BEGIN

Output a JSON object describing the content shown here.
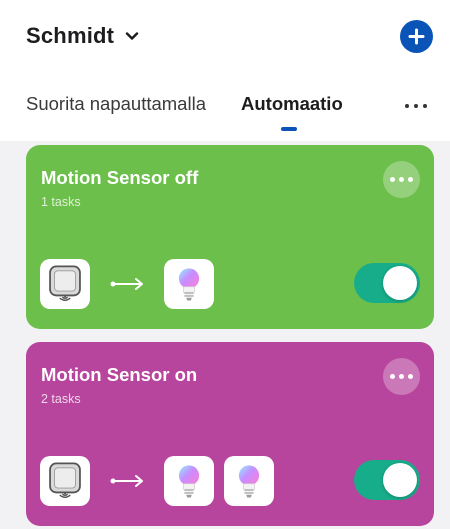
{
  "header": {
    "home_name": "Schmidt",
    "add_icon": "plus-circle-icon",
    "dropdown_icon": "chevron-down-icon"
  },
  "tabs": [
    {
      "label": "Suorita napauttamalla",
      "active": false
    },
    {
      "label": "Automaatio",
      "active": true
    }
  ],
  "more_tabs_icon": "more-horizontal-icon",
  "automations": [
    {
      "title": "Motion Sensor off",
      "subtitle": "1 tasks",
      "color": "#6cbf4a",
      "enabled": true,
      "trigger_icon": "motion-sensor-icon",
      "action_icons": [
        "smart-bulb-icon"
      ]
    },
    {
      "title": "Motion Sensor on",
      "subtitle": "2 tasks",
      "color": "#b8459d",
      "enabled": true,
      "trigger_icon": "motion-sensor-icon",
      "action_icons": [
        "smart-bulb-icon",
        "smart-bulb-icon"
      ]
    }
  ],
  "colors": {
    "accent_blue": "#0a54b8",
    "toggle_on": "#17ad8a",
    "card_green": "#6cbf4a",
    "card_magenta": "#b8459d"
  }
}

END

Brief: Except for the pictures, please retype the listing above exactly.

Result for this exercise:
Output a JSON object describing the content shown here.
{
  "header": {
    "home_name": "Schmidt",
    "add_icon": "plus-circle-icon",
    "dropdown_icon": "chevron-down-icon"
  },
  "tabs": [
    {
      "label": "Suorita napauttamalla",
      "active": false
    },
    {
      "label": "Automaatio",
      "active": true
    }
  ],
  "more_tabs_icon": "more-horizontal-icon",
  "automations": [
    {
      "title": "Motion Sensor off",
      "subtitle": "1 tasks",
      "color": "#6cbf4a",
      "enabled": true,
      "trigger_icon": "motion-sensor-icon",
      "action_icons": [
        "smart-bulb-icon"
      ]
    },
    {
      "title": "Motion Sensor on",
      "subtitle": "2 tasks",
      "color": "#b8459d",
      "enabled": true,
      "trigger_icon": "motion-sensor-icon",
      "action_icons": [
        "smart-bulb-icon",
        "smart-bulb-icon"
      ]
    }
  ],
  "colors": {
    "accent_blue": "#0a54b8",
    "toggle_on": "#17ad8a",
    "card_green": "#6cbf4a",
    "card_magenta": "#b8459d"
  }
}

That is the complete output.